- [WHAT IS REQUIRED]
Each line of the data below that includes the string "chat" must be copied.

- [INFORMATION GIVEN]
────────────────
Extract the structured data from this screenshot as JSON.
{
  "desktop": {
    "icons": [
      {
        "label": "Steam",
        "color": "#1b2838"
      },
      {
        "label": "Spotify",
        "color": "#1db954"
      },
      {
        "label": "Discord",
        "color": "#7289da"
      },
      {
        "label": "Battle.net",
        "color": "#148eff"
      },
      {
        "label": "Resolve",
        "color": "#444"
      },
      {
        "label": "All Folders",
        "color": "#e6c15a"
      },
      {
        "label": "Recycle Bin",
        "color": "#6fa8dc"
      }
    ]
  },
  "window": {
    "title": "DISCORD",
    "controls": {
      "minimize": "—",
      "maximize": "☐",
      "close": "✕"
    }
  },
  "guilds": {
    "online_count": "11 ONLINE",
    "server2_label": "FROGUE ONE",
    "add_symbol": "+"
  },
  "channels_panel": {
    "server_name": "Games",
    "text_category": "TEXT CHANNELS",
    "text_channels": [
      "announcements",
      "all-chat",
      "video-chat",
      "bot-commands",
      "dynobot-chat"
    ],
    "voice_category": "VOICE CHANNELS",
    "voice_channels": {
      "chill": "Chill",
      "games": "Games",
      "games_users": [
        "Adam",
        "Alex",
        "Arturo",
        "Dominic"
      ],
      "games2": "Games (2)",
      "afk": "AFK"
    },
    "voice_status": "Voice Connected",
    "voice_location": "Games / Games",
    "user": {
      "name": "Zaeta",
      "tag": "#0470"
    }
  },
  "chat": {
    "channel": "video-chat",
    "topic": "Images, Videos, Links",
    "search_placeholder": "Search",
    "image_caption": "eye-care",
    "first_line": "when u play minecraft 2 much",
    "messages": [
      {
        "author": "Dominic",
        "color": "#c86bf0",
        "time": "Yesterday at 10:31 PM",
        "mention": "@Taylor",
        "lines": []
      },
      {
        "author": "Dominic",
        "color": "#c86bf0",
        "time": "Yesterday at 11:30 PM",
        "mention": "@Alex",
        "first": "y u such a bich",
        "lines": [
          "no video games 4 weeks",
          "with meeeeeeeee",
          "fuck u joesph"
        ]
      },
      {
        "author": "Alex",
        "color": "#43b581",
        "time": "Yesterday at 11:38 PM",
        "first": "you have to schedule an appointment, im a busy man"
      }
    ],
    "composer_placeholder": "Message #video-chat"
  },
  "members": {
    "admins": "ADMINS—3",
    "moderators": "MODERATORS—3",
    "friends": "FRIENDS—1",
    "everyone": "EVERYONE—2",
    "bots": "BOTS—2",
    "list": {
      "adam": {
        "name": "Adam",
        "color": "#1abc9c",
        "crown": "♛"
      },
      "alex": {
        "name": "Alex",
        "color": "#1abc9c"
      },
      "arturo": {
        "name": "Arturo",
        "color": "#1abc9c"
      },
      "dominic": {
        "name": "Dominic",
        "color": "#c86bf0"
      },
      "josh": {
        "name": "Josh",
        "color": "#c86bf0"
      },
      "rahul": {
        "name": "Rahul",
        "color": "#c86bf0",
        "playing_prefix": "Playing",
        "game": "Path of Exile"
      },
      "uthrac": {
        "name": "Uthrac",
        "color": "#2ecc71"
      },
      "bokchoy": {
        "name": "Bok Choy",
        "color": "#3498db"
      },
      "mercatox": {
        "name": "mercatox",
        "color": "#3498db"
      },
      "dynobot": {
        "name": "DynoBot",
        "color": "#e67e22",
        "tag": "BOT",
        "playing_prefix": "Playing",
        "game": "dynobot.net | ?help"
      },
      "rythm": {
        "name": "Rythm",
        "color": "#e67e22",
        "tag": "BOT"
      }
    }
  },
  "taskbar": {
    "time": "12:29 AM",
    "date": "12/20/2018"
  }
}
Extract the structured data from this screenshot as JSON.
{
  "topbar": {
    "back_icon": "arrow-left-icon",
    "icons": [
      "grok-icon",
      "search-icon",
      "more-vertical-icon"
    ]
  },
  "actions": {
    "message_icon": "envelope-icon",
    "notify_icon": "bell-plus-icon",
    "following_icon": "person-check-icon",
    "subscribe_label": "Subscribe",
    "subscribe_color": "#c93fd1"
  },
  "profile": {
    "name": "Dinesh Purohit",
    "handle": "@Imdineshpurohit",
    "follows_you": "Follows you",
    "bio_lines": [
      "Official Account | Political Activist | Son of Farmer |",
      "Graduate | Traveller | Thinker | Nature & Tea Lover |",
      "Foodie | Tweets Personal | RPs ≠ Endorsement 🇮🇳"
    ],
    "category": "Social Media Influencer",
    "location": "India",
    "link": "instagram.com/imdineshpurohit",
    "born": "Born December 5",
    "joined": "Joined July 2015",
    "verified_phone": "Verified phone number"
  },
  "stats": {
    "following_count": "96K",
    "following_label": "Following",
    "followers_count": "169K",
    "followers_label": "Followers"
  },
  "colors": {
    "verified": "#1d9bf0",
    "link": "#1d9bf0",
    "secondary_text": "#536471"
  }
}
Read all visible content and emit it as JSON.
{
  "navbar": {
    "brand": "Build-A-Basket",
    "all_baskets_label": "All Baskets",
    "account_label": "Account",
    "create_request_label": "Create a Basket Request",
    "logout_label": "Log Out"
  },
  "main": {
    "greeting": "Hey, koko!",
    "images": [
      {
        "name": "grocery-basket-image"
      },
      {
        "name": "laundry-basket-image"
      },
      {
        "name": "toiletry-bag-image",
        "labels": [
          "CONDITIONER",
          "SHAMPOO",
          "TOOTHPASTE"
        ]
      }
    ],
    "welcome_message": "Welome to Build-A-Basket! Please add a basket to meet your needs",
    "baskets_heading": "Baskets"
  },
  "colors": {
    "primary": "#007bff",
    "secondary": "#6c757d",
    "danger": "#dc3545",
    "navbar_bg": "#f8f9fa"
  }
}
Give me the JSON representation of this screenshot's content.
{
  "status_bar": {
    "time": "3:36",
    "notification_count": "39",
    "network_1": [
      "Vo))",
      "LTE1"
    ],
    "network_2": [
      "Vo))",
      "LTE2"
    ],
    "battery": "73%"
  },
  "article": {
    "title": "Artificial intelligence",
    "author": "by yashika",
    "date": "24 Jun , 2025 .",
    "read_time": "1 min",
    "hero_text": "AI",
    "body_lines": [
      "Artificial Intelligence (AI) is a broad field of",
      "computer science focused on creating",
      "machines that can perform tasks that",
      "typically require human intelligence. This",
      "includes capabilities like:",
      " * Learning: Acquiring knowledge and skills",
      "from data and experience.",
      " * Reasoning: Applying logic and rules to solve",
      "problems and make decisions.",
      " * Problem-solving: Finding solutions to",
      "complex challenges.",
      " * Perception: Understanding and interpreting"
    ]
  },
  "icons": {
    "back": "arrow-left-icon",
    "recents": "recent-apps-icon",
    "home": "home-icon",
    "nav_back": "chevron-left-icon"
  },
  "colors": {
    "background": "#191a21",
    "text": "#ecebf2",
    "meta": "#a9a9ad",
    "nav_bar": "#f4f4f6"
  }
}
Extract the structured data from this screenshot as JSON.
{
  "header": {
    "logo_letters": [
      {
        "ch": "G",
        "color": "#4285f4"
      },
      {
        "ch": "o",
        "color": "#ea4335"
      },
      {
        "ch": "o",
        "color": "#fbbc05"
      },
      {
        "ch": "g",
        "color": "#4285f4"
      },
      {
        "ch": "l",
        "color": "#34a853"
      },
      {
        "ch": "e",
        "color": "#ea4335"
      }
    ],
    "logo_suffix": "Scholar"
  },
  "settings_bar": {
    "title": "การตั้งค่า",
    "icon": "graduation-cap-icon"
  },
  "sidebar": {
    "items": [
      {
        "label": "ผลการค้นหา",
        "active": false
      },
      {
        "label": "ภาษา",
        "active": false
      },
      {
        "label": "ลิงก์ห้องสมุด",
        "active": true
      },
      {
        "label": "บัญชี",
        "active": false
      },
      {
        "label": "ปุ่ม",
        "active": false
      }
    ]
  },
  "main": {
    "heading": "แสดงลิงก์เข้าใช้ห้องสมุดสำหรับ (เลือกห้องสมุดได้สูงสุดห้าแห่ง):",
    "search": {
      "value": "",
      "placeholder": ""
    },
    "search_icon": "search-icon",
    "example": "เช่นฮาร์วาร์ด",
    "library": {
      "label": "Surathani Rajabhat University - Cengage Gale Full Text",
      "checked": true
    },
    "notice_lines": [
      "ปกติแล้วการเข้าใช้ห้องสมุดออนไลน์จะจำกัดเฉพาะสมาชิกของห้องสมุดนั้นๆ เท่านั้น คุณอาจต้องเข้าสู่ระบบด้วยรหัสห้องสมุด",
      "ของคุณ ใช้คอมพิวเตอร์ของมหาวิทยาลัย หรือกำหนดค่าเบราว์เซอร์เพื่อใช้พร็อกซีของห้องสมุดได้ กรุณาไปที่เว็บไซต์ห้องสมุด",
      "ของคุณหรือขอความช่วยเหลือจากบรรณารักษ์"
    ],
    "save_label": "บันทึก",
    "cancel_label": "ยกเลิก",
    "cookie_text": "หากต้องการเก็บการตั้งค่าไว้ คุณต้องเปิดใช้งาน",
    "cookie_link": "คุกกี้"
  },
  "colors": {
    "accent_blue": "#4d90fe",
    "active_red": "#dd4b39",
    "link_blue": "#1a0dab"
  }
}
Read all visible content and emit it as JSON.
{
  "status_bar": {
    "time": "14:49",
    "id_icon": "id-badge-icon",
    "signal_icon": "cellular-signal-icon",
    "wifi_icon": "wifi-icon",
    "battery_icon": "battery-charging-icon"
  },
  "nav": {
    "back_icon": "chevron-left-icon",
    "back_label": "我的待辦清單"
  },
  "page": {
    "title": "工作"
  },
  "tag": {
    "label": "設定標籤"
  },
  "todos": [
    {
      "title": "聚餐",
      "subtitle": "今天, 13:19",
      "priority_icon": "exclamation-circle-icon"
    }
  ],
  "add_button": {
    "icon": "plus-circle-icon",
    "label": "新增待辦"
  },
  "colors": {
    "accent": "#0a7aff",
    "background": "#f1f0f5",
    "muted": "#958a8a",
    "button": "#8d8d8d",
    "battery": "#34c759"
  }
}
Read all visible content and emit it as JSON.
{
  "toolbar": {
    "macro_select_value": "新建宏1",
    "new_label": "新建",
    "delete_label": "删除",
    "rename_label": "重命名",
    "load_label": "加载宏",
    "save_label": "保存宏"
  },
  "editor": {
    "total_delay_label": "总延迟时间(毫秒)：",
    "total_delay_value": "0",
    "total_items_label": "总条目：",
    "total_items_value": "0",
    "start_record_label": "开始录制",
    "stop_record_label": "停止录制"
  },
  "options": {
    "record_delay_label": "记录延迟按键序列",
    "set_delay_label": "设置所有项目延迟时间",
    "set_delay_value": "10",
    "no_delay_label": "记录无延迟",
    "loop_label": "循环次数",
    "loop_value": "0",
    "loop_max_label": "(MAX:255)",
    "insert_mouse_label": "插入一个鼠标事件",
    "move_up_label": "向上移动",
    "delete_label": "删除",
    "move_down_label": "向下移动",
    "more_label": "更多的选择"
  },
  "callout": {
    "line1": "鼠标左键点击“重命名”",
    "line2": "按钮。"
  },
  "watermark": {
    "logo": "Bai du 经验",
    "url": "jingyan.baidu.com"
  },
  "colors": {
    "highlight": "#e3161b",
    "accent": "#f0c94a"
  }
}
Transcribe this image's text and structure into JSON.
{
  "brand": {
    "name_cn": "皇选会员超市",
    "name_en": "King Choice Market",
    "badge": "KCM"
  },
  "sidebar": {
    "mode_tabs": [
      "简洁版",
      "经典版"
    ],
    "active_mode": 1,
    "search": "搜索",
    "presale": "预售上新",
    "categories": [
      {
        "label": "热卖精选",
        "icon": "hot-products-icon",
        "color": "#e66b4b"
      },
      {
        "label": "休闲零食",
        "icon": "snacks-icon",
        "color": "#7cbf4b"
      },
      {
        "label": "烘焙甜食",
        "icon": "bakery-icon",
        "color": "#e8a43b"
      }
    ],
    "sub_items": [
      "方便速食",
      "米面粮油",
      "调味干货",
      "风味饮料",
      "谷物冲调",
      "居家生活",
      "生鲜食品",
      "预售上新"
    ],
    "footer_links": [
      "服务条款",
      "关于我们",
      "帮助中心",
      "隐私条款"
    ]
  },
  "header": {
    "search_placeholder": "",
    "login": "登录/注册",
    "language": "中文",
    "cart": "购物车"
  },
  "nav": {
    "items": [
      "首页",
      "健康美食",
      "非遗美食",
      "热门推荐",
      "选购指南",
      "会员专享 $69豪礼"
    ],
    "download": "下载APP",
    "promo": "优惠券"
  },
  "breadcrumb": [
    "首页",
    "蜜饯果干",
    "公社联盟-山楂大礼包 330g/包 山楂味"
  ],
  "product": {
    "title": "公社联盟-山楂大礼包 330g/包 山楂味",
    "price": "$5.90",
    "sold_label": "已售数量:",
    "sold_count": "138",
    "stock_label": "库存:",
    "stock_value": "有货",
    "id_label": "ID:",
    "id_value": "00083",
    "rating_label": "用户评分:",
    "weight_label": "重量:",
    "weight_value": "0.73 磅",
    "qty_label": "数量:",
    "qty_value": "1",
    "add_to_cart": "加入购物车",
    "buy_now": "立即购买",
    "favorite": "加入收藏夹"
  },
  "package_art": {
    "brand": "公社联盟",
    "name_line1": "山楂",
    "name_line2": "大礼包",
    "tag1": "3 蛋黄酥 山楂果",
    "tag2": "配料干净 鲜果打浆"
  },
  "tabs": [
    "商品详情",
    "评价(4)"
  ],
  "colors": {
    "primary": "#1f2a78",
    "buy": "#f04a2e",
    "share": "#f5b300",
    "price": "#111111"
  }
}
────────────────
- [YOUR RESPONSE]
      "all-chat",
      "video-chat",
      "dynobot-chat"
  "chat": {
    "channel": "video-chat",
    "composer_placeholder": "Message #video-chat"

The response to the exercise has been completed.